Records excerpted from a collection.
· · · · · · ·
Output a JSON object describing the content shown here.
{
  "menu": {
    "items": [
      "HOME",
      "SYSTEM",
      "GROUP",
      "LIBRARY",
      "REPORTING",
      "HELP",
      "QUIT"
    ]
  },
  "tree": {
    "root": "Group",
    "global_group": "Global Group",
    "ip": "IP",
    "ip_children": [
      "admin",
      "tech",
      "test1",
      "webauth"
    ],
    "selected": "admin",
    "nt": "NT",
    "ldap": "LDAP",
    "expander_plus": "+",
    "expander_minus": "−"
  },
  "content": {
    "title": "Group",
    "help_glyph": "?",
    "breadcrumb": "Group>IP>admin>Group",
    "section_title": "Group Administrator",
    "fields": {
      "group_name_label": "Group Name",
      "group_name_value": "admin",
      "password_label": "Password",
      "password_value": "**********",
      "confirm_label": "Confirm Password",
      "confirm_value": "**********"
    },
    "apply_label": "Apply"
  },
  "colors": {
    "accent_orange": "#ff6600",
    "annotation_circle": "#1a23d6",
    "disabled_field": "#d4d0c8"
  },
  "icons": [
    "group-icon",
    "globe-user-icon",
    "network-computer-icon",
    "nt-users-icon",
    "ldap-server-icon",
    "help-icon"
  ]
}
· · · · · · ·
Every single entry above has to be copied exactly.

Output a JSON object describing the content shown here.
{
  "menu": {
    "items": [
      "HOME",
      "SYSTEM",
      "GROUP",
      "LIBRARY",
      "REPORTING",
      "HELP",
      "QUIT"
    ]
  },
  "tree": {
    "root": "Group",
    "global_group": "Global Group",
    "ip": "IP",
    "ip_children": [
      "admin",
      "tech",
      "test1",
      "webauth"
    ],
    "selected": "admin",
    "nt": "NT",
    "ldap": "LDAP",
    "expander_plus": "+",
    "expander_minus": "−"
  },
  "content": {
    "title": "Group",
    "help_glyph": "?",
    "breadcrumb": "Group>IP>admin>Group",
    "section_title": "Group Administrator",
    "fields": {
      "group_name_label": "Group Name",
      "group_name_value": "admin",
      "password_label": "Password",
      "password_value": "**********",
      "confirm_label": "Confirm Password",
      "confirm_value": "**********"
    },
    "apply_label": "Apply"
  },
  "colors": {
    "accent_orange": "#ff6600",
    "annotation_circle": "#1a23d6",
    "disabled_field": "#d4d0c8"
  },
  "icons": [
    "group-icon",
    "globe-user-icon",
    "network-computer-icon",
    "nt-users-icon",
    "ldap-server-icon",
    "help-icon"
  ]
}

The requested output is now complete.